These motions are to be determined rather by the Constitution and the laws made under it than by any remote analogies drawn from English practice.
Both by the Constitution and the Judicial Act, the Supreme Court has original jurisdiction where a state is a party. In this case, the state does not appear to be a party by anything on the record. It is a controversy or suit between private citizens only -- an action of ejectment in which the defendant pleads to the jurisdiction that the land lies in the State of New York, and issue is taken on that fact.
Whether the land lies in New York or Connecticut does not appear to affect the right or title to the land in question. The right of jurisdiction and the right of soil may depend on very different words, charters, and foundations. A decision of that issue can only determine the controversy as between the private citizens who are parties to the suit, and the event only
give the land to the plaintiff or defendant, but could have no controlling influence over the line of jurisdiction, with respect to which, if either state has a contest with the other or with individuals, the state has its remedy, I suppose, under the Constitution and the laws, by proper application, but not in this way, for she is not a party to the suits.

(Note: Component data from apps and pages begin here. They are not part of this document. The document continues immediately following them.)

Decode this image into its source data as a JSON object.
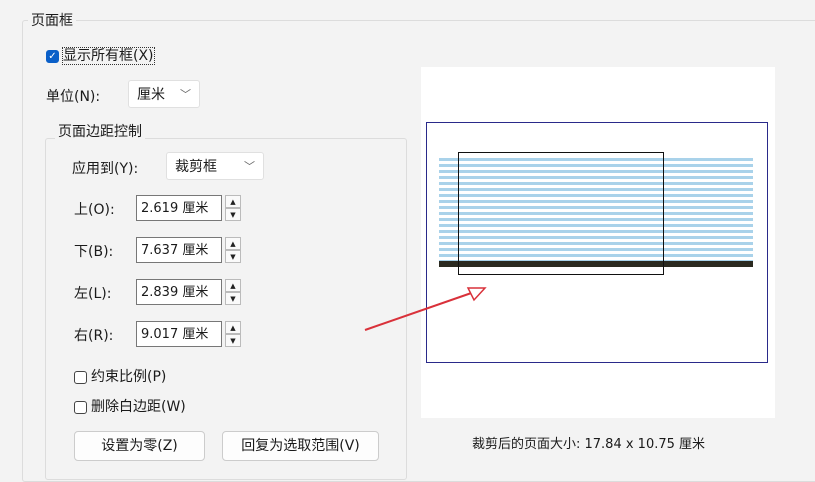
{
  "page_frame": {
    "title": "页面框",
    "show_all_label": "显示所有框(X)",
    "show_all_checked": true,
    "unit_label": "单位(N):",
    "unit_value": "厘米"
  },
  "margins": {
    "title": "页面边距控制",
    "apply_label": "应用到(Y):",
    "apply_value": "裁剪框",
    "fields": [
      {
        "label": "上(O):",
        "value": "2.619 厘米"
      },
      {
        "label": "下(B):",
        "value": "7.637 厘米"
      },
      {
        "label": "左(L):",
        "value": "2.839 厘米"
      },
      {
        "label": "右(R):",
        "value": "9.017 厘米"
      }
    ],
    "constrain_label": "约束比例(P)",
    "constrain_checked": false,
    "remove_white_label": "删除白边距(W)",
    "remove_white_checked": false,
    "zero_button": "设置为零(Z)",
    "revert_button": "回复为选取范围(V)"
  },
  "preview": {
    "size_label": "裁剪后的页面大小: 17.84 x 10.75 厘米"
  },
  "colors": {
    "accent": "#0a5fc8",
    "media_box": "#2a2a8a",
    "arrow": "#d9313a"
  }
}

If an individual will put the event of his cause in a plea of this kind on a fact which is not essential to his right, I cannot think it can prejudice the right of jurisdiction appertaining to a state.
I agree with the rest of the Court that neither of the motions can be granted.
By the court:
Let the rule be discharged.